* _INSTRUCTIONS TO FOLLOW_: What is needed here is every entry, retyped exactly.

* _LISTED RECORDS_:
++++++++++++++++++++

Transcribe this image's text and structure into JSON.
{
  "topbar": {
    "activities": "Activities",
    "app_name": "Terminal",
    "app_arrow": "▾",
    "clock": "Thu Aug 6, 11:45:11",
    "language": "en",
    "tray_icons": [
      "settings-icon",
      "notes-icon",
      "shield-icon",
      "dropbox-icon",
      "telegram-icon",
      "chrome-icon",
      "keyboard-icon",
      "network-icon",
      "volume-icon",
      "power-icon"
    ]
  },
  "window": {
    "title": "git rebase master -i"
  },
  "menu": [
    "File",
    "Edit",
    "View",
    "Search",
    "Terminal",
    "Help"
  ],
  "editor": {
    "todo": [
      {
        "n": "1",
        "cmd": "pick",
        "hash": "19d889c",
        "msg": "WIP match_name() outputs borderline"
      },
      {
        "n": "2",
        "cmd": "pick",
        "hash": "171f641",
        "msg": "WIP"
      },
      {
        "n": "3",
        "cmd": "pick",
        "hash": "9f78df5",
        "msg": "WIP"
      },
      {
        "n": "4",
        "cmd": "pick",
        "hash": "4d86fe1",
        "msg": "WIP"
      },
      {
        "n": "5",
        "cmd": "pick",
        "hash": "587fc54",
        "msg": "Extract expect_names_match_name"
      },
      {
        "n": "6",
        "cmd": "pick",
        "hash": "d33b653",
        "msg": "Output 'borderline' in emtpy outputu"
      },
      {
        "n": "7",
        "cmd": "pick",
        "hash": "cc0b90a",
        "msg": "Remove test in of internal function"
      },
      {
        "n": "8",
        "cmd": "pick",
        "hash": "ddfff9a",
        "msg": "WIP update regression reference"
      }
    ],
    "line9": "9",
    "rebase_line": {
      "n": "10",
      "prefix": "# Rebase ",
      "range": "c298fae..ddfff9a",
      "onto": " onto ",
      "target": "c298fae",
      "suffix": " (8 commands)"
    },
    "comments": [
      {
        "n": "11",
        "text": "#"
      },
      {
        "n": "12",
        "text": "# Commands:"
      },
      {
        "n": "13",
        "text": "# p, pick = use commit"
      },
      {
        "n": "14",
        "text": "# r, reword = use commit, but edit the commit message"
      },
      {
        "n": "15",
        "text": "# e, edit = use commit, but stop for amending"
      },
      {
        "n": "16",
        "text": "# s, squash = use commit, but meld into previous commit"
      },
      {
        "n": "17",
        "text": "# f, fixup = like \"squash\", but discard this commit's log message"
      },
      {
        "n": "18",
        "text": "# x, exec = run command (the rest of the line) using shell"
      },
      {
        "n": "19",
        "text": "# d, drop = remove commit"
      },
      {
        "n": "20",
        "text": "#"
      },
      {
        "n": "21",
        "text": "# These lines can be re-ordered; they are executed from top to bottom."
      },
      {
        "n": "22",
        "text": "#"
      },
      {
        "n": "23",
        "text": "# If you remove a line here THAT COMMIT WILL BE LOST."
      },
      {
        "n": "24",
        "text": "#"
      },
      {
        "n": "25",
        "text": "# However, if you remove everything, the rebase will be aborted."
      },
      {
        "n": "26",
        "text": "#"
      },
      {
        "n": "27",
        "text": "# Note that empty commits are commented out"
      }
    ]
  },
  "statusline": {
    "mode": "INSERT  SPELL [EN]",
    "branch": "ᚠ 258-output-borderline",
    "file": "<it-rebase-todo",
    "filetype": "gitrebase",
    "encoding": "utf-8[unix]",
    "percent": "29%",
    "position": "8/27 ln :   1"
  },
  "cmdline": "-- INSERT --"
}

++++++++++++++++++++

* _RESULT OF THE TASK_:
Transcribe this image's text and structure into JSON.
{
  "topbar": {
    "activities": "Activities",
    "app_name": "Terminal",
    "app_arrow": "▾",
    "clock": "Thu Aug 6, 11:45:11",
    "language": "en",
    "tray_icons": [
      "settings-icon",
      "notes-icon",
      "shield-icon",
      "dropbox-icon",
      "telegram-icon",
      "chrome-icon",
      "keyboard-icon",
      "network-icon",
      "volume-icon",
      "power-icon"
    ]
  },
  "window": {
    "title": "git rebase master -i"
  },
  "menu": [
    "File",
    "Edit",
    "View",
    "Search",
    "Terminal",
    "Help"
  ],
  "editor": {
    "todo": [
      {
        "n": "1",
        "cmd": "pick",
        "hash": "19d889c",
        "msg": "WIP match_name() outputs borderline"
      },
      {
        "n": "2",
        "cmd": "pick",
        "hash": "171f641",
        "msg": "WIP"
      },
      {
        "n": "3",
        "cmd": "pick",
        "hash": "9f78df5",
        "msg": "WIP"
      },
      {
        "n": "4",
        "cmd": "pick",
        "hash": "4d86fe1",
        "msg": "WIP"
      },
      {
        "n": "5",
        "cmd": "pick",
        "hash": "587fc54",
        "msg": "Extract expect_names_match_name"
      },
      {
        "n": "6",
        "cmd": "pick",
        "hash": "d33b653",
        "msg": "Output 'borderline' in emtpy outputu"
      },
      {
        "n": "7",
        "cmd": "pick",
        "hash": "cc0b90a",
        "msg": "Remove test in of internal function"
      },
      {
        "n": "8",
        "cmd": "pick",
        "hash": "ddfff9a",
        "msg": "WIP update regression reference"
      }
    ],
    "line9": "9",
    "rebase_line": {
      "n": "10",
      "prefix": "# Rebase ",
      "range": "c298fae..ddfff9a",
      "onto": " onto ",
      "target": "c298fae",
      "suffix": " (8 commands)"
    },
    "comments": [
      {
        "n": "11",
        "text": "#"
      },
      {
        "n": "12",
        "text": "# Commands:"
      },
      {
        "n": "13",
        "text": "# p, pick = use commit"
      },
      {
        "n": "14",
        "text": "# r, reword = use commit, but edit the commit message"
      },
      {
        "n": "15",
        "text": "# e, edit = use commit, but stop for amending"
      },
      {
        "n": "16",
        "text": "# s, squash = use commit, but meld into previous commit"
      },
      {
        "n": "17",
        "text": "# f, fixup = like \"squash\", but discard this commit's log message"
      },
      {
        "n": "18",
        "text": "# x, exec = run command (the rest of the line) using shell"
      },
      {
        "n": "19",
        "text": "# d, drop = remove commit"
      },
      {
        "n": "20",
        "text": "#"
      },
      {
        "n": "21",
        "text": "# These lines can be re-ordered; they are executed from top to bottom."
      },
      {
        "n": "22",
        "text": "#"
      },
      {
        "n": "23",
        "text": "# If you remove a line here THAT COMMIT WILL BE LOST."
      },
      {
        "n": "24",
        "text": "#"
      },
      {
        "n": "25",
        "text": "# However, if you remove everything, the rebase will be aborted."
      },
      {
        "n": "26",
        "text": "#"
      },
      {
        "n": "27",
        "text": "# Note that empty commits are commented out"
      }
    ]
  },
  "statusline": {
    "mode": "INSERT  SPELL [EN]",
    "branch": "ᚠ 258-output-borderline",
    "file": "<it-rebase-todo",
    "filetype": "gitrebase",
    "encoding": "utf-8[unix]",
    "percent": "29%",
    "position": "8/27 ln :   1"
  },
  "cmdline": "-- INSERT --"
}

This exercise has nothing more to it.